CISCO, Texas (KTAB/KRBC) – Lorraine Wilson and her husband were headed back into town from their Lake Cisco vacation when they noticed a bit of smoke just west of their home. That bit of smoke would soon turn into a devastating fire with injuries.

“Once we got around that curve and could begin to see the house, I said, ‘Jay, that’s not a barbecue, that’s not a pit, That’s a FIRE fire,'” Wilson exclaimed.

The Wilsons quickly parked and acted to get their neighbors out of harms way. Lorraine said she called 9-1-1 and her husband got their next-door neighbors out of their home.

“As soon as they rounded the corner they saw the smoke. They knew it was done, y’know,” said Cisco Fire Chief Walter Fairbanks. “It was going to be a fully involved house fire.”

Given the Home’s location on the north side of the lake, Chief Fairbanks said response time was an issue. The distance from town and condition of the county roads contributed to the area’s lack of accessibility.

“You’re looking at 8 to 10 minutes to even get there,” Chief Fairbanks informed. “Depending on where it is, it could take a while to get there.”

Explosions could be heard coming from the property, but fire officials attributed the noise to nearby propane tanks. As fire crews raced to the scene, neighbors did what they could to lend a hand.

“Within a minute or so, a woman came out of the house,” Wilson recalled. “The man came out shortly thereafter, and both of them hit the ground. Bless their heart.”

The fire spread to a nearby shed and a second home. While fire crews were able to extinguish it, the well-being of the badly burnt inhabitants was of top priority.

“The woman was in extreme pain… He [the man] was much more quiet, I was worried he was going into shock,” Wilson said.

The responding ambulance was able to administer emergency care. Thankfully, they were able to take the couple to a neighbor’s nearby helicopter pad.
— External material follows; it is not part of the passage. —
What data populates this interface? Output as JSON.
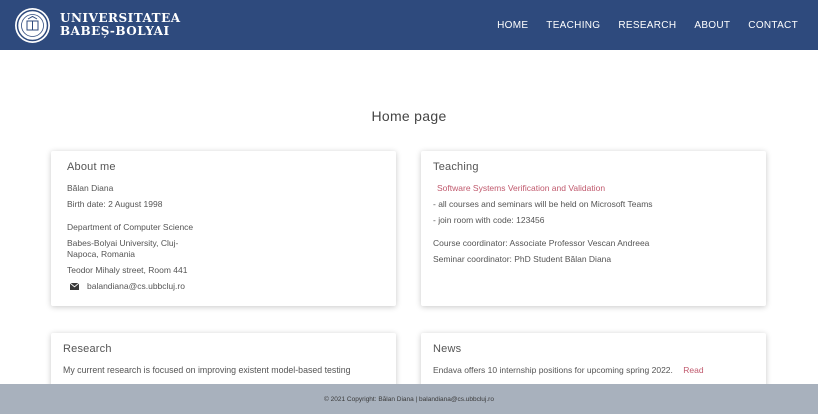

From there, they were care flown to a hospital for proper treatment.

“They have a long road ahead of them, like surgeries and stuff, so I believe they’ll pull through,” Chief Fairbanks said.

The State Fire Marshal took over the fire’s investigation, though Chief Fairbanks told KTAB/KRBC the damage was so severe, it’s likely that no direct cause may be found.